Saturday, 21 September 2013

Apology from Australia

This is not my usual natural history posting - in fact I'm still in Western Australia, about to start the 4000km drive home tomorrow. I don't have time or facilities for a 'real' posting, but events here since I last wrote have driven me to say something to the many people in many lands who continue to surprise me by reading my offerings.

The newly elected government of Australia has already filled me - and many others I know - with shame and embarrassment. This is not the place for a polemic, but I do want to offer my apologies, as an Australian, to those who are doubtless puzzled and even offended by unfolding events here. Both major parties sought, during the election campaign, to outdo each other in abnegating Australia's moral and legal responsibilities to the displaced of the world, and this is to our deep shame. In years to come I have no doubt that a more enlightened parliament will offer an apology to those victims, as recent ones have to 'stolen' Aboriginal children.

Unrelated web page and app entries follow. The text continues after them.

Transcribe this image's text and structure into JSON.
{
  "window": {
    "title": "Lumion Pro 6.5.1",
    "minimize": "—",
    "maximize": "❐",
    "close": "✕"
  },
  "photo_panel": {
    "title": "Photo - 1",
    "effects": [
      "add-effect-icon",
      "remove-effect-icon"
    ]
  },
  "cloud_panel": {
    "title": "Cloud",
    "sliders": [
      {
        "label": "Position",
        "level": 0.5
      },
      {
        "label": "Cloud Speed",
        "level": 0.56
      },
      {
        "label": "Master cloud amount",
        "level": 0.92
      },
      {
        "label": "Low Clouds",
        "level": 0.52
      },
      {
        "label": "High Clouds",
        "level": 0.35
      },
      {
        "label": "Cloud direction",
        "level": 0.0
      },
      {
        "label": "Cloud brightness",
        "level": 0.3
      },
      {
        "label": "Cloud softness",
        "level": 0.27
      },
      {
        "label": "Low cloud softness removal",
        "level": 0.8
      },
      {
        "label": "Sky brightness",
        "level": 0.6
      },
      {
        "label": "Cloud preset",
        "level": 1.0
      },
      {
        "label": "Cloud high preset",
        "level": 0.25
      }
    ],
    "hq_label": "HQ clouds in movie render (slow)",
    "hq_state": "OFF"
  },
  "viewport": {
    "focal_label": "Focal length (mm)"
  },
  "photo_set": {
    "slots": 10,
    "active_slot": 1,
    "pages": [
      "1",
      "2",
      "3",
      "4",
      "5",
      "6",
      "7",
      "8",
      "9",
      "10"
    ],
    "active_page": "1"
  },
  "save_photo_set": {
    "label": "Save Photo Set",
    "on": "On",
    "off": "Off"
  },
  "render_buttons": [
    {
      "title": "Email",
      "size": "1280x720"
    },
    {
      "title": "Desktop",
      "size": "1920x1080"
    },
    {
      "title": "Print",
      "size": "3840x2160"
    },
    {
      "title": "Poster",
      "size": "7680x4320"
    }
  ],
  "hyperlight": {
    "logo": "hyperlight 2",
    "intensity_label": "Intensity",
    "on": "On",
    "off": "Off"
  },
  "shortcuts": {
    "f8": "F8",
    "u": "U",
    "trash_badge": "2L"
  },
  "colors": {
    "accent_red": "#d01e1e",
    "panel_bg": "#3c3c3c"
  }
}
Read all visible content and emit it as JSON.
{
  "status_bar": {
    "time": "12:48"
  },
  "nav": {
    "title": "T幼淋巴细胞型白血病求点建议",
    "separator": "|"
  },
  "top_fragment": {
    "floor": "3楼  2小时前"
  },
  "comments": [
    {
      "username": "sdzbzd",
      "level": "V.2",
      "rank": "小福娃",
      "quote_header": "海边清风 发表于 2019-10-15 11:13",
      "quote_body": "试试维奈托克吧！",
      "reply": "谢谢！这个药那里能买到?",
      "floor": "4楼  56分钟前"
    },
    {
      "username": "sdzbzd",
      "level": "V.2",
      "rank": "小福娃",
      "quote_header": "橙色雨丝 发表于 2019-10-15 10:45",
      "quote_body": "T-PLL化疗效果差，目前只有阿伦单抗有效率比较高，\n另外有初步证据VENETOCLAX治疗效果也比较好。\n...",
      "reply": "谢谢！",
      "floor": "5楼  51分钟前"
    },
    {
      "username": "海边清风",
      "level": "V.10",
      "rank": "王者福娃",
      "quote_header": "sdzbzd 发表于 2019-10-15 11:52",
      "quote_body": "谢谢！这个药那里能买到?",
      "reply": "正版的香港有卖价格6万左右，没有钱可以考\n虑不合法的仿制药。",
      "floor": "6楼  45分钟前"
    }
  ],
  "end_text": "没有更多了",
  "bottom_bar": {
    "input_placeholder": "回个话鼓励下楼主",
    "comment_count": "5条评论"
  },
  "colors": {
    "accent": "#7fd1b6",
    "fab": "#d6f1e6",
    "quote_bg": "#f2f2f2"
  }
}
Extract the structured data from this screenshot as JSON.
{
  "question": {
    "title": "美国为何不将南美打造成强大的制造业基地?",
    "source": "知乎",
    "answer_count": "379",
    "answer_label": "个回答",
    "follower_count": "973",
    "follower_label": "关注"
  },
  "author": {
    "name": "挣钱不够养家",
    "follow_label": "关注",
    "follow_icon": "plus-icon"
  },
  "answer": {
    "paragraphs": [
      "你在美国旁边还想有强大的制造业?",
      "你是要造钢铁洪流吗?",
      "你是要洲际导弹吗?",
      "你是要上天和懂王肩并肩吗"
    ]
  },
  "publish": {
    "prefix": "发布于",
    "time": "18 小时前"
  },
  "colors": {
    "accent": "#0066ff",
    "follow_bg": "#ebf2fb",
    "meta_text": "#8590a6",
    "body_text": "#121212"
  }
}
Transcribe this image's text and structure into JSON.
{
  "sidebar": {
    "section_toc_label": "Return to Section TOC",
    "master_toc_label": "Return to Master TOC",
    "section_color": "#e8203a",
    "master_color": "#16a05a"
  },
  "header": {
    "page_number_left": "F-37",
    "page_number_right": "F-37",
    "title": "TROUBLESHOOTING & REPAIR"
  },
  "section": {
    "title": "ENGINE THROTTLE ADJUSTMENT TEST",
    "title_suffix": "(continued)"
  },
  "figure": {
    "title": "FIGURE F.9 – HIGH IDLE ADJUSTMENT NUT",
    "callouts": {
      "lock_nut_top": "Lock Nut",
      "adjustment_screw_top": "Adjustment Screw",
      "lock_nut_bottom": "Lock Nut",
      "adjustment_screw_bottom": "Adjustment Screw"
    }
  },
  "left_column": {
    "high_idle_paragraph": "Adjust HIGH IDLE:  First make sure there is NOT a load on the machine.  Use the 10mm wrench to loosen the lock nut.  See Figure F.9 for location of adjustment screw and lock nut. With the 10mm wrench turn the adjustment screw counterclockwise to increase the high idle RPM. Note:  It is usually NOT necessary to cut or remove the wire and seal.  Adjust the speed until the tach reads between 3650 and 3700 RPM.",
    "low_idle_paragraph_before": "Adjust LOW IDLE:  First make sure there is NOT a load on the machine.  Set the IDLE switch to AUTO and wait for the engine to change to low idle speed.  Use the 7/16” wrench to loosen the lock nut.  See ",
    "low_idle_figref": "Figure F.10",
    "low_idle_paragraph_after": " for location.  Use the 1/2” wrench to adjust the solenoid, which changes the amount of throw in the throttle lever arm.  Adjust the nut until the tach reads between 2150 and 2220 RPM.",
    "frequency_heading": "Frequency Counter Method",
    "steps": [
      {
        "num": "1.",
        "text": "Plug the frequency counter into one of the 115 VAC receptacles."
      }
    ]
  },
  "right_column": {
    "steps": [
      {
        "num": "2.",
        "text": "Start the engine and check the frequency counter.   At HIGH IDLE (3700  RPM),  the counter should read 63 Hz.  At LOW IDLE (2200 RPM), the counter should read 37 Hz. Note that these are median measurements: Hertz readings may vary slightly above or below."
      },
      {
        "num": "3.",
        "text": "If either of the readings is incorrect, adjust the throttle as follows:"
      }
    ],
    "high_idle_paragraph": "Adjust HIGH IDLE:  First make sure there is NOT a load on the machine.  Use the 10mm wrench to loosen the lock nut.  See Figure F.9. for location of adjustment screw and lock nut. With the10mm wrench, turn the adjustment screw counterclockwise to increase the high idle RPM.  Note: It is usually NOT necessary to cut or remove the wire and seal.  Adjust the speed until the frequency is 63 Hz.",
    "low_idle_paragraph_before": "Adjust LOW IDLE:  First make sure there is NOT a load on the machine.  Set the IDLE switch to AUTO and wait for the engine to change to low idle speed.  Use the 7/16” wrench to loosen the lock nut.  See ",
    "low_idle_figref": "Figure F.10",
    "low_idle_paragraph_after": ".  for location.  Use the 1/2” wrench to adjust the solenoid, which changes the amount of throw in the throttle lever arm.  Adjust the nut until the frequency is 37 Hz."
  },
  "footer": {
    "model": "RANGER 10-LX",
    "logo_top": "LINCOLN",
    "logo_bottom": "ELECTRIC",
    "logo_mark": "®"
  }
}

More immediately relevant though to those who read this blog is the perplexing and alarming formal rejection of science; there is to be no Minister for Science in the new cabinet (composed almost exclusively of middle-aged white men), a concept which I find utterly bizarre. More directly they have already abolished the independent Climate Commission, the only independent source of information and advice on this most critical of issues - bloody-minded madness. There is to be no Minister for Higher Education, apparently another deliberate move towards dumbing down the country.

The future of biodiversity management can only be viewed with despondency.

This is not why you read this blog, I know, and I won't be carrying on with this theme in future. Please know however, that there are many of us here who do not feel represented by this lot, and who reject such 1950s 'thinking'.

Meantime, back with a normal posting on Tuesday 1 October, as promised!